(Reuters) - Arm Ltd, the British technology firm whose chip technology powers most of the world’s smartphones, on Tuesday released a new generation of technology aimed at taking over data centers and artificial intelligence applications ahead of its planned $40 billion merger with Nvidia Corp.
Arm released a new version of what is called its instruction set architecture, the most fundamental recipe for a chip that defines what kind software it can run. Arm makes major updates to the architecture only about once a decade, and its major rival is Intel Corp, which supplies the so-called x86 architecture that powers most of today’s laptops and data center servers and underlies chips from both Intel and Advanced Micro Devices.
The new architecture, which Arm calls “V9,” aims to counter Intel in two areas: Security and artificial intelligence. One of the major advances for Intel and AMD chips was the ability for cloud computing providers to use software to split chips up into “virtual machines” that could run applications from multiple customers, which in turn helped firms such as Amazon Web Services and Microsoft Corp’s Azure to generate billions of dollars in profits.
Arm on Tuesday introduced a concept called “Realms” that will accomplish a similar task in the hardware of chips.
“We see no reason why the Realm technology cannot scale up to provide security in the most high-performance systems that are out there,” Arm Chief Executive Simon Segars said during a news briefing.
Arm also said it was adding features for artificial intelligence chips for tasks like image and speech recognition, a field where Nvidia Corp’s chips have outperformed Intel’s and helped it exceed Intel by market capitalization.
“We’re excited by the prospect of combining with Nvidia and the enhanced engineering capabilities that we’ll be able to bring marrying our pervasive compute platform with their deep, deep expertise in AI,” Segars said.

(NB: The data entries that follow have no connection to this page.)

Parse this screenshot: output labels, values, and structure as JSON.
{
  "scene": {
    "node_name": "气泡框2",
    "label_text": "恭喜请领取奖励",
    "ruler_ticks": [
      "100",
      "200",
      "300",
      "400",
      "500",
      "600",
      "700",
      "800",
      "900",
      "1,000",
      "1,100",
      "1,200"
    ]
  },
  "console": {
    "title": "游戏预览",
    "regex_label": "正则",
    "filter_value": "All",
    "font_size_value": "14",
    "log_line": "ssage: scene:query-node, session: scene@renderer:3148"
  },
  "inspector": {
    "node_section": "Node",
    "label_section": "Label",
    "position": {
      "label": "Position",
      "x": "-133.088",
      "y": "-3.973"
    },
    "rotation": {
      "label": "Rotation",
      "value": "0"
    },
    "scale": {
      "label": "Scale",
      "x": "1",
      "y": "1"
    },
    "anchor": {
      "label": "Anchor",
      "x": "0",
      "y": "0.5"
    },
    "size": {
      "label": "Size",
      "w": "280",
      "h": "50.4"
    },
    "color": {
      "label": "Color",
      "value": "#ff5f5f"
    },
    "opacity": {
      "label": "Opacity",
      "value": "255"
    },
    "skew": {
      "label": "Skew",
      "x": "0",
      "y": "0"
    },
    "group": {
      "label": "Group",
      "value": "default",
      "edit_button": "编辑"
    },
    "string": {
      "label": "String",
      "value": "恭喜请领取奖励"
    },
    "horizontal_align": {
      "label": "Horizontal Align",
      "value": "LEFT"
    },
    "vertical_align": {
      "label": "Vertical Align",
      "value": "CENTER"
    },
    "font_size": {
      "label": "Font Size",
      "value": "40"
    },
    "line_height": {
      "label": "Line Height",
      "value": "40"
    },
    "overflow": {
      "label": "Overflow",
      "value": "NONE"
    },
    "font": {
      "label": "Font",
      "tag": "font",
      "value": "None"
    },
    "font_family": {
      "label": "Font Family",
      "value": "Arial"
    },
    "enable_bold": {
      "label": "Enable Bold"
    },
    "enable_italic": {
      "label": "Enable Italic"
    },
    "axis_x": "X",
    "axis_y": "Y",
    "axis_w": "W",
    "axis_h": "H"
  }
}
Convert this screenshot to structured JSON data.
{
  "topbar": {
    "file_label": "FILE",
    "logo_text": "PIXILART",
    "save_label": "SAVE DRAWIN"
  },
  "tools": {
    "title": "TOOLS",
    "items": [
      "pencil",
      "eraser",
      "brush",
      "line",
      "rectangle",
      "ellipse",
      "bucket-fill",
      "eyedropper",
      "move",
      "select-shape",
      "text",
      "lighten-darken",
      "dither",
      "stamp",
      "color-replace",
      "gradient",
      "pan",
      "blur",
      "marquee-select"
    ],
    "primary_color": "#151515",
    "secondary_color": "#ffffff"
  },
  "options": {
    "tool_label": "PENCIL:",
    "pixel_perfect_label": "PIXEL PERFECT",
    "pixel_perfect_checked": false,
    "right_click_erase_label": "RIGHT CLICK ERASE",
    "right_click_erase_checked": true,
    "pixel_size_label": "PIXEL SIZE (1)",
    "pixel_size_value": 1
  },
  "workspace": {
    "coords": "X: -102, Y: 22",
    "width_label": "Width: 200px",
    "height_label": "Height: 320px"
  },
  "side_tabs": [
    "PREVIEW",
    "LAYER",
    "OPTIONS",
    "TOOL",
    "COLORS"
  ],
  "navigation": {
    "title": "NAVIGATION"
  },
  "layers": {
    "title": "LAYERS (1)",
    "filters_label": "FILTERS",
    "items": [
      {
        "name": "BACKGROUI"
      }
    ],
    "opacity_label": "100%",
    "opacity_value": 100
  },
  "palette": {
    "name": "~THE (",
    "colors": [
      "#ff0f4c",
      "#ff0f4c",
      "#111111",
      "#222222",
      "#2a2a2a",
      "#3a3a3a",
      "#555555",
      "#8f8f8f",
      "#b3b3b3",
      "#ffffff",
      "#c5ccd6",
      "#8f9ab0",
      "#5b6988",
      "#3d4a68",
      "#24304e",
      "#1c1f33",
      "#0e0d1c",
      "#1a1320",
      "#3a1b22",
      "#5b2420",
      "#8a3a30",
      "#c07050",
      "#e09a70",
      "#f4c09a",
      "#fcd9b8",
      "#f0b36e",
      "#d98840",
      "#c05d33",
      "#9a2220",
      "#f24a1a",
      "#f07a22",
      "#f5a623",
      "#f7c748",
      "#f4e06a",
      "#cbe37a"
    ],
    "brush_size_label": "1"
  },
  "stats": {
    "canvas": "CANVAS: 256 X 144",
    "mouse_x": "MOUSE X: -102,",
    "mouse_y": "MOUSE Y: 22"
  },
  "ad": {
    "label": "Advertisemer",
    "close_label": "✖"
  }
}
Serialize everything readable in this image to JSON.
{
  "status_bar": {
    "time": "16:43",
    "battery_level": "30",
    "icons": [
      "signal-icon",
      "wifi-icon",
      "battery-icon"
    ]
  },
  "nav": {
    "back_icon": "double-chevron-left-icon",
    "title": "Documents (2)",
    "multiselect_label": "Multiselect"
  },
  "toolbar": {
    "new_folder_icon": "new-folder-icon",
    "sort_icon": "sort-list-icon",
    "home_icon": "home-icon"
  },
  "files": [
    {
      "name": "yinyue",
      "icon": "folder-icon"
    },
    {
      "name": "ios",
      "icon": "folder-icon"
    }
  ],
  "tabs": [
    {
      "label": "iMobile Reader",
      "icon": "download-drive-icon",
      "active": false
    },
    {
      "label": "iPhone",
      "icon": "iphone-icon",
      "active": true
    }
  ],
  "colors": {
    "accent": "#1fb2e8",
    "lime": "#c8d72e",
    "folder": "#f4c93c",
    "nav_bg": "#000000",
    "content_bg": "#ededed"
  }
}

Reporting by Stephen Nellis in San Francisco; Editing by Dan Grebler
Our Standards: The Thomson Reuters Trust Principles.